Something I had published in GK in 2008. It still holds true….
The Darkness of Becoming a Kashmiri
By Carin Jodha Fischer

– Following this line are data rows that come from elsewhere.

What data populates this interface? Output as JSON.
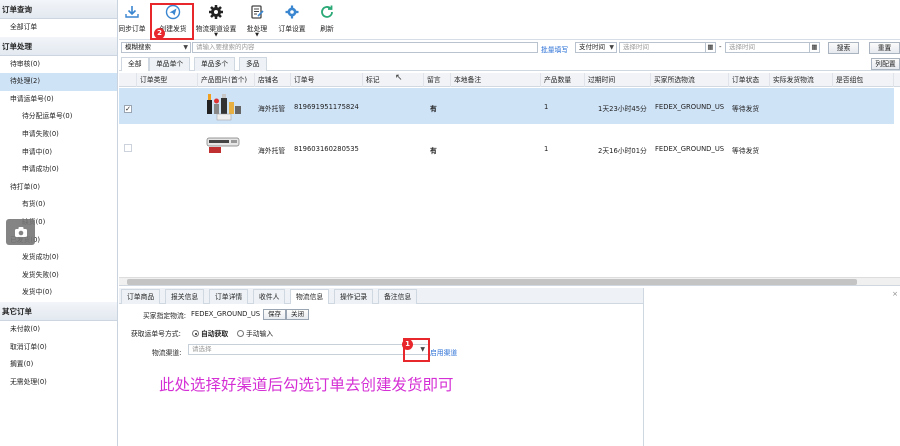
{
  "sidebar": {
    "sections": [
      {
        "title": "订单查询",
        "items": [
          {
            "label": "全部订单",
            "sub": false
          }
        ]
      },
      {
        "title": "订单处理",
        "items": [
          {
            "label": "待审核(0)",
            "sub": false
          },
          {
            "label": "待处理(2)",
            "sub": false,
            "active": true
          },
          {
            "label": "申请运单号(0)",
            "sub": false
          },
          {
            "label": "待分配运单号(0)",
            "sub": true
          },
          {
            "label": "申请失败(0)",
            "sub": true
          },
          {
            "label": "申请中(0)",
            "sub": true
          },
          {
            "label": "申请成功(0)",
            "sub": true
          },
          {
            "label": "待打单(0)",
            "sub": false
          },
          {
            "label": "有货(0)",
            "sub": true
          },
          {
            "label": "缺货(0)",
            "sub": true
          },
          {
            "label": "已发货(0)",
            "sub": false
          },
          {
            "label": "发货成功(0)",
            "sub": true
          },
          {
            "label": "发货失败(0)",
            "sub": true
          },
          {
            "label": "发货中(0)",
            "sub": true
          }
        ]
      },
      {
        "title": "其它订单",
        "items": [
          {
            "label": "未付款(0)",
            "sub": false
          },
          {
            "label": "取消订单(0)",
            "sub": false
          },
          {
            "label": "搁置(0)",
            "sub": false
          },
          {
            "label": "无需处理(0)",
            "sub": false
          }
        ]
      }
    ]
  },
  "toolbar": {
    "sync": "同步订单",
    "create_ship": "创建发货",
    "logistics_settings": "物流渠道设置",
    "batch": "批处理",
    "order_settings": "订单设置",
    "refresh": "刷新",
    "badge2": "2"
  },
  "search": {
    "mode": "模糊搜索",
    "keyword_placeholder": "请输入要搜索的内容",
    "batch_fill": "批量填写",
    "pay_time": "支付时间",
    "start_placeholder": "选择时间",
    "dash": "-",
    "end_placeholder": "选择时间",
    "search_btn": "搜索",
    "reset_btn": "重置"
  },
  "tabs": [
    "全部",
    "单品单个",
    "单品多个",
    "多品"
  ],
  "column_config": "列配置",
  "grid": {
    "headers": [
      "订单类型",
      "产品图片(首个)",
      "店铺名",
      "订单号",
      "标记",
      "留言",
      "本地备注",
      "产品数量",
      "过期时间",
      "买家所选物流",
      "订单状态",
      "实际发货物流",
      "是否组包"
    ],
    "rows": [
      {
        "store": "海外托管",
        "order_no": "819691951175824",
        "message": "有",
        "qty": "1",
        "expire": "1天23小时45分",
        "logistics": "FEDEX_GROUND_US",
        "status": "等待发货",
        "checked": true
      },
      {
        "store": "海外托管",
        "order_no": "819603160280535",
        "message": "有",
        "qty": "1",
        "expire": "2天16小时01分",
        "logistics": "FEDEX_GROUND_US",
        "status": "等待发货",
        "checked": false
      }
    ]
  },
  "bottom_tabs": [
    "订单商品",
    "报关信息",
    "订单详情",
    "收件人",
    "物流信息",
    "操作记录",
    "备注信息"
  ],
  "logistics": {
    "buyer_label": "买家指定物流:",
    "buyer_value": "FEDEX_GROUND_US",
    "save": "保存",
    "close": "关闭",
    "get_method_label": "获取运单号方式:",
    "auto": "自动获取",
    "manual": "手动输入",
    "channel_label": "物流渠道:",
    "channel_placeholder": "请选择",
    "enable_channel": "启用渠道",
    "badge1": "1"
  },
  "note": "此处选择好渠道后勾选订单去创建发货即可",
  "colors": {
    "accent_red": "#e8272c",
    "note_magenta": "#d530d5",
    "selected_row": "#cfe3f7",
    "link_blue": "#2a6fd6"
  }
}
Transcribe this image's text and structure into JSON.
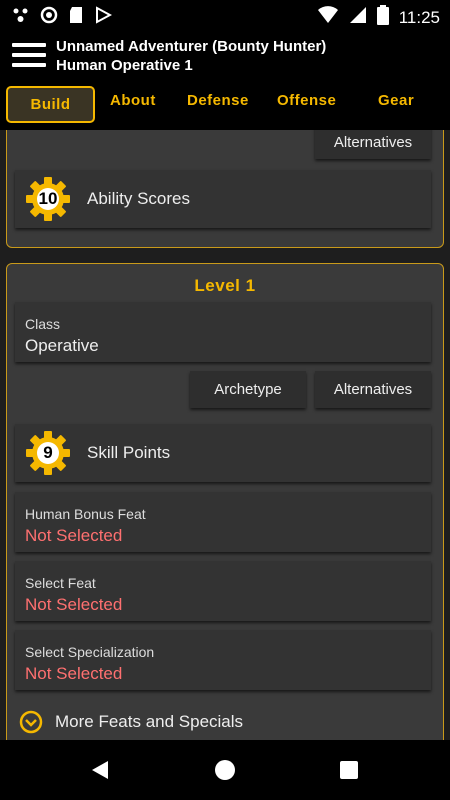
{
  "status_bar": {
    "time": "11:25",
    "left_icons": [
      "sparkle-icon",
      "circle-icon",
      "sd-card-icon",
      "play-store-icon"
    ],
    "right_icons": [
      "wifi-icon",
      "signal-icon",
      "battery-icon"
    ]
  },
  "app_bar": {
    "title_line1": "Unnamed Adventurer (Bounty Hunter)",
    "title_line2": "Human Operative 1"
  },
  "tabs": [
    {
      "label": "Build",
      "active": true
    },
    {
      "label": "About",
      "active": false
    },
    {
      "label": "Defense",
      "active": false
    },
    {
      "label": "Offense",
      "active": false
    },
    {
      "label": "Gear",
      "active": false
    }
  ],
  "top_panel": {
    "alternatives_label": "Alternatives",
    "ability_scores": {
      "count": "10",
      "label": "Ability Scores"
    }
  },
  "level_panel": {
    "title": "Level 1",
    "class": {
      "label": "Class",
      "value": "Operative"
    },
    "archetype_label": "Archetype",
    "alternatives_label": "Alternatives",
    "skill_points": {
      "count": "9",
      "label": "Skill Points"
    },
    "selections": [
      {
        "label": "Human Bonus Feat",
        "value": "Not Selected"
      },
      {
        "label": "Select Feat",
        "value": "Not Selected"
      },
      {
        "label": "Select Specialization",
        "value": "Not Selected"
      }
    ],
    "more_label": "More Feats and Specials"
  },
  "colors": {
    "accent": "#f5b800",
    "warning": "#ff7070",
    "panel": "#3a3a3a",
    "card": "#333333"
  }
}
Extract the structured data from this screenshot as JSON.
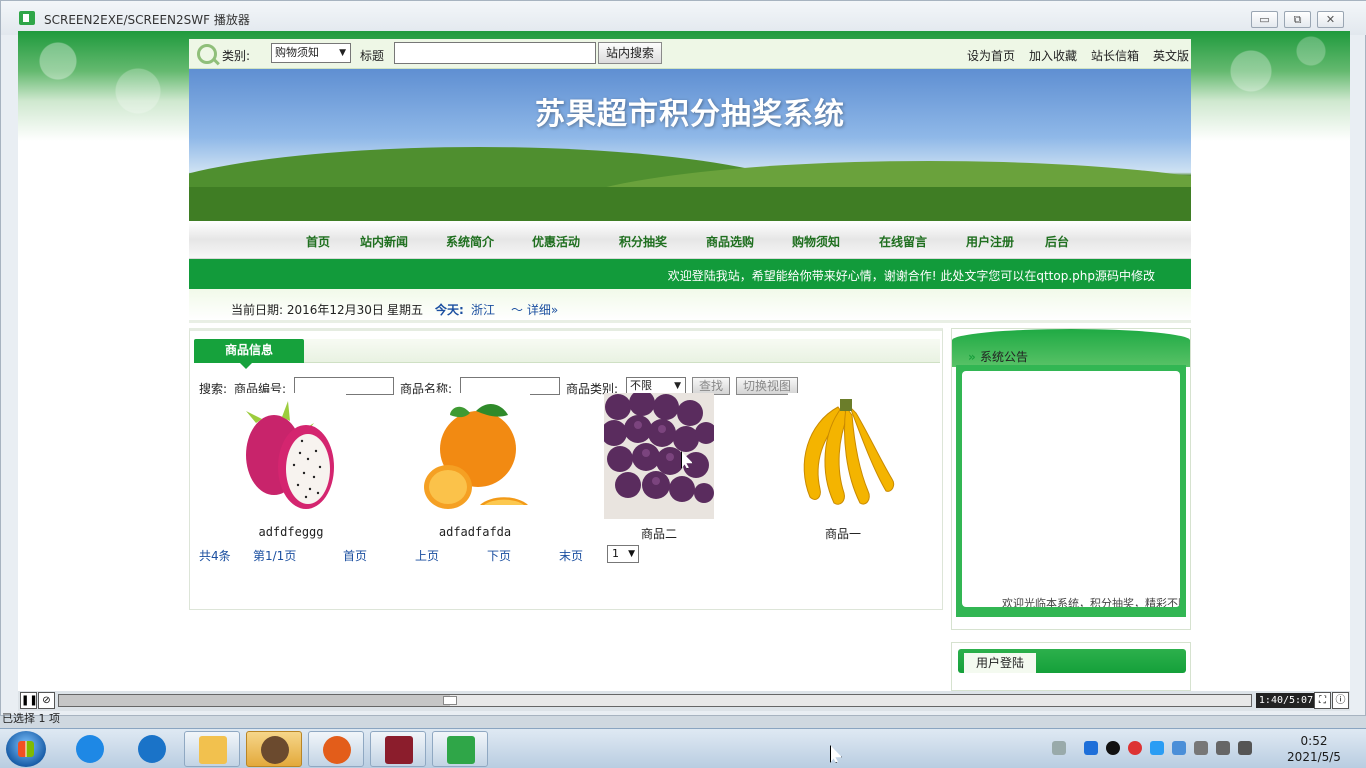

Just a few evenings ago, I was sitting at the banks of Dal Lake with a very close Kashmiri friend, realizing just how much living in Kashmir had already colored my sense of the world. I marveled at the ability of a deceptively sparkling lake to so skillfully disguise all signs of deterioration in the darkness of the night. Darkness often hides unbearable truths that cannot be so easily hidden in light. I then said to my friend how glossy depictions of abundant sun shine and cloudless blue skies over the Valley would never accurately reflect the haunting sadness of Kashmir, and how I felt the dark colors of winter, with its various hues of earth tones and shades of twilight, more fittingly portrayed its melancholy mood. I thought of images of young men in dark ankle-grazing pherins rushing along bare country roads towards sources of warmth and identity, of wooden tongas making way for endless convoys of unadorned army trucks, of officiously determined black ambassadors leading their charge on slush covered roads, of men clad in dark green fatigues and bulky one-size-fits-all bullet proof vests impairing any gestures of human grace, of faces covered with black scarves bearing no emotion besides fear and total lack of trust, of flocks of black birds scattered across pale-gray wintry skies while fleeing intermittent squalls of snow and sometimes less natural bursts. And then I thought how the palette of Kashmir’s wintry season is not only a much more realistic portrayal of its often unbearably dark state of being, but how much its absence of permanent bright light had already darkened my own emotional canvass with a compassion and sadness that I would never be able to erase.
Yesterday, I was sitting near the river under the darkest of curfews, listening to the wailing voices of funeral singers and distant gun shots, mourning the deaths of men I have never known and will never be able to befriend, and longing to sit at the lake again in the darkness of night where truth can be so easily hidden from someone’s view. The sky was laden with dark clouds, and rain was falling on the graveyards of the old city where the dead were being buried. Yesterday, it seemed the sky over Kashmir would never clear again, and light and sunshine had now permanently vanished from my portrait of the Valley. It was a picture of a place that people who have always lived here have accepted as reality painting, but that I have yet to become emotionally equipped to hang on my wall.
I thought of the people I have met, the respect I have for those who have been struggling against darkness for so long, the families who have been reduced to tears, and the complete powerlessness one feels in the face of unstoppable human tragedy. I wanted to reach out and say to people to please still believe in the faint illusion of justice, fairness and the triumph of the human spirit. I wanted to assure them that people did not die in vain. I wanted someone to tell me that the sadness and anger I felt would fade, making it possible to see bright light again in a place that so often seems to plunge into permanent darkness. But most of all, I wanted to tell people that I had now become a Kashmiri, regardless of how unbearable it may be at times, and that their reality had very much become mine, even if I might never be able to fully comprehend the full range of its dark colors and hues.
Today rain clouds and curfews have lifted for three hours, but the darkness refuses to vanish. Where does one find bright light before truth once again fades into the darkness of night? Only a Kashmiri would know.
(Carin Jodha Fischer works on community based rural development initiatives in Kashmir.)